Don’t Be Scared! These 9 Halloween Safety Tips Will Keep Kids Safe on the Streets

A Girls Guide To Cars | Don'T Be Scared! These 9 Halloween Safety Tips Will Keep Kids Safe On The Streets - Halloween Safety Feature Image

The Scary Truth: Kids are 4x More Likely to Be Hit By a Car on Halloween.

We are diligent about teaching children Halloween safety when it comes to taking candy from strangers, trick-or-treating in unfamiliar neighborhoods and not eating their candy until we’ve checked it out. But do you talk to them about safety on the streets while trick-or-treating? If not, you need to.

Some frightening statistics on Halloween safety

Children are more than twice as likely to be killed by a car on Halloween: And four times more likely to be hit. National Safety Council research found that kids darting into the road is one of the leading causes of pedestrian deaths or injuries, and kids aged 5 to 9 account for 70% of those accidents.

Drunken driving is a huge factor: Data from the National Highway Traffic Safety Administration shows that between 2009 and 2013, 43 percent of all motor vehicle deaths occurring on Halloween night resulted from a drunken driving-related crash.

Glow sticks lead to emergency room visits: Yes, they make kids visible to motorists, but Dr. Henry Spiller, director of the Central Ohio Poison Center at Nationwide Children’s, cites them in a US News report as a top cause for emergency room visits after ingesting the liquid inside.

Have a teen driver in the family? Read more about safe driving tips to teach your teen.

Halloween Safety Tips

Courtesy: FedEx

How to make things less scary

Don’t let the stats get you down. Here are 9 safety tips for your kiddos to enjoy Halloween—safely:

1. Always accompany young kids

A parent or responsible adult should always accompany young children on the neighborhood rounds.

2. Plan your route

Avoid areas where the sidewalks are in poor condition, choose well-lit areas and minimize street crossings.

3. For older kids, review the route and rules

If your older children are going alone, plan and review the route that is acceptable, set ground rules (no going off route, no stopping at friends houses) and designate a curfew that you’ll enforce!

4. Use crosswalks

70% of Halloween pedestrian accidents occur outside of a crosswalk or crossing intersection. You’ll avoid much of the risk by crossing only in designated places.

5. Make sure kids are visible

If the kids are going to be out after dark, fasten reflective tape to their costumes and bags.
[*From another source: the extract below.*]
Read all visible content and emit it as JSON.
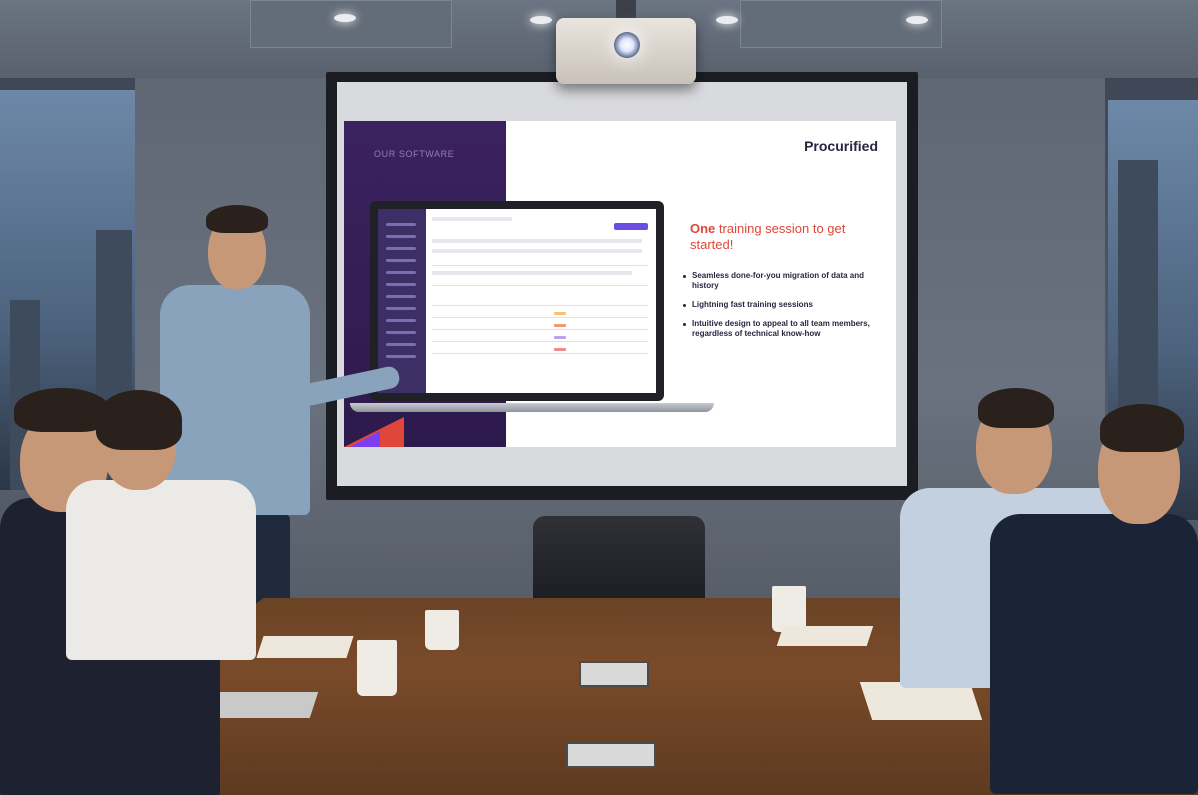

Only use glow sticks on children old enough to understand the concerns with breaking them.

6. Look for the porch light

Only go to homes with a porch light on and never enter a home or car for a treat.

7. Don’t walk and text!

This goes for the kids and the grown-ups. Halloween is a time to be hyper-vigilant and aware of your surroundings.

8. Make eye contact with drivers

Don’t assume the driver sees you and will yield the right-of-way.

9. Walk, don’t run

It’s easy to get carried away with all the Halloween fun. Make sure your kids know the dangers of darting into the street during a game of chase.

Halloween Safety Tips

Keep your little pumpkins safe with these tips! Photo: Jennifer Acocella

Scared to Drive On Halloween? Don’t Be. Just Be Safe.

Being behind the wheel on Halloween can be frightening, too. Be sure to:

  • Watch for children walking on roadways, medians, and curbs
  • Enter and exit driveways and alleys carefully
  • At twilight and later in the evening, watch for children in dark clothing
  • Make eye contact with pedestrians—be sure they know you see them and are waiting for them to cross the street

Trick-or-treating is fun, whether it’s going door to door or at a community trunk or treat. Let’s keep it that way. Happy Halloween!

Halloween Can Be Spooky, But The Scariest Part Might Be Keeping Kids Safe On The Streets. Read These Halloween Safety Tips Before Sending Your Kids Out.

Trunk or Treating is a fun, safe way to celebrate Halloween, read more about it.

Terri Marshall grew up road-tripping around the country. Her love for the open road remains strong today. A travel... More about Terri Marshall